Indiana Legal Blog reports on the Transcontinental legal malpractice case. We reported on it earlier, but there seems to be a new twist:
"On appeal, the Indiana Court of Appeals did not accept the excess insurer’s argument that they should be allowed to bring a legal malpractice claim against the client’s attorneys under the doctrine of equitable subrogation. The Indiana Court of Appeals found no material issue of fact in finding that limited correspondence between the excess insurer and the client’s attorneys fell significantly short of constituting an attorney/client relationship. Id. at 724. Furthermore, the Indiana Court of Appeals held that allowing the legal malpractice suit under the doctrine of equitable subrogation would essentially be the same as allowing an assignment of the cause of action from one party to another, which it will not do. Id. at 723. In support of the holding, the Indiana Court of Appeals explained it will not allow legal malpractice actions in these situations for the reason that allowing them would divide the loyalty of the attorneys. If allowed, attorneys will be tempted in not vigorously representing their clients in order to protect themselves against third parties such as the excess insurer in this case.
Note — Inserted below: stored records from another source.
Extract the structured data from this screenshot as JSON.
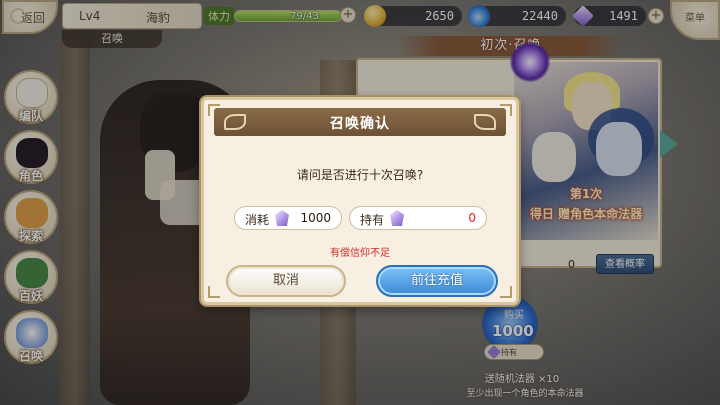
{
  "topbar": {
    "back_label": "返回",
    "level": "Lv4",
    "player_name": "海豹",
    "sub_title": "召唤",
    "stamina_label": "体力",
    "stamina_value": "79/43",
    "stamina_fill_fraction": 1.0,
    "gold": "2650",
    "flame": "22440",
    "crystal": "1491",
    "menu_label": "菜单"
  },
  "sidebar": {
    "items": [
      {
        "label": "编队",
        "icon": "formation-icon"
      },
      {
        "label": "角色",
        "icon": "character-icon"
      },
      {
        "label": "探索",
        "icon": "explore-icon"
      },
      {
        "label": "百妖",
        "icon": "bestiary-icon"
      },
      {
        "label": "召唤",
        "icon": "summon-icon"
      }
    ]
  },
  "banner": {
    "title": "初次·召唤",
    "text_line1": "第1次",
    "text_line2": "得日 赠角色本命法器",
    "count": "0",
    "rate_button": "查看概率",
    "buy_label": "购买",
    "buy_amount": "1000",
    "own_label": "持有",
    "gift_line": "送随机法器 ×10",
    "hint_line": "至少出现一个角色的本命法器"
  },
  "dialog": {
    "title": "召唤确认",
    "question": "请问是否进行十次召唤?",
    "cost_label": "消耗",
    "cost_value": "1000",
    "own_label": "持有",
    "own_value": "0",
    "warning": "有偿信仰不足",
    "cancel_label": "取消",
    "recharge_label": "前往充值"
  },
  "colors": {
    "warning_red": "#d02a2a",
    "recharge_blue": "#3b87d6",
    "header_brown": "#6d5236"
  }
}
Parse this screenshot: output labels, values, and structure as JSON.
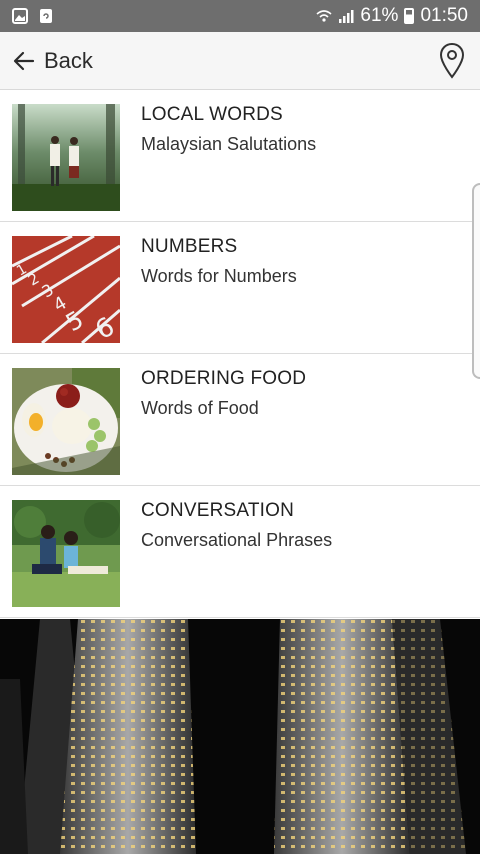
{
  "status_bar": {
    "battery": "61%",
    "time": "01:50",
    "left_icons": [
      "gallery-icon",
      "phone-sync-icon"
    ],
    "right_icons": [
      "wifi-icon",
      "signal-icon",
      "battery-icon"
    ]
  },
  "header": {
    "back_label": "Back",
    "back_icon": "arrow-left-icon",
    "location_icon": "map-pin-icon"
  },
  "items": [
    {
      "title": "LOCAL WORDS",
      "subtitle": "Malaysian Salutations",
      "image": "couple-in-forest"
    },
    {
      "title": "NUMBERS",
      "subtitle": "Words for Numbers",
      "image": "running-track-lanes"
    },
    {
      "title": "ORDERING FOOD",
      "subtitle": "Words of Food",
      "image": "nasi-lemak-plate"
    },
    {
      "title": "CONVERSATION",
      "subtitle": "Conversational Phrases",
      "image": "couple-in-park"
    }
  ],
  "banner_image": "petronas-towers-night",
  "colors": {
    "status_bar": "#6e6e6e",
    "app_bar": "#f6f6f6",
    "divider": "#dcdcdc",
    "text": "#222222"
  }
}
Id.
The Indiana Supreme Court granted a petition to transfer and the Indiana Court of Appeals opinion has been vacated. "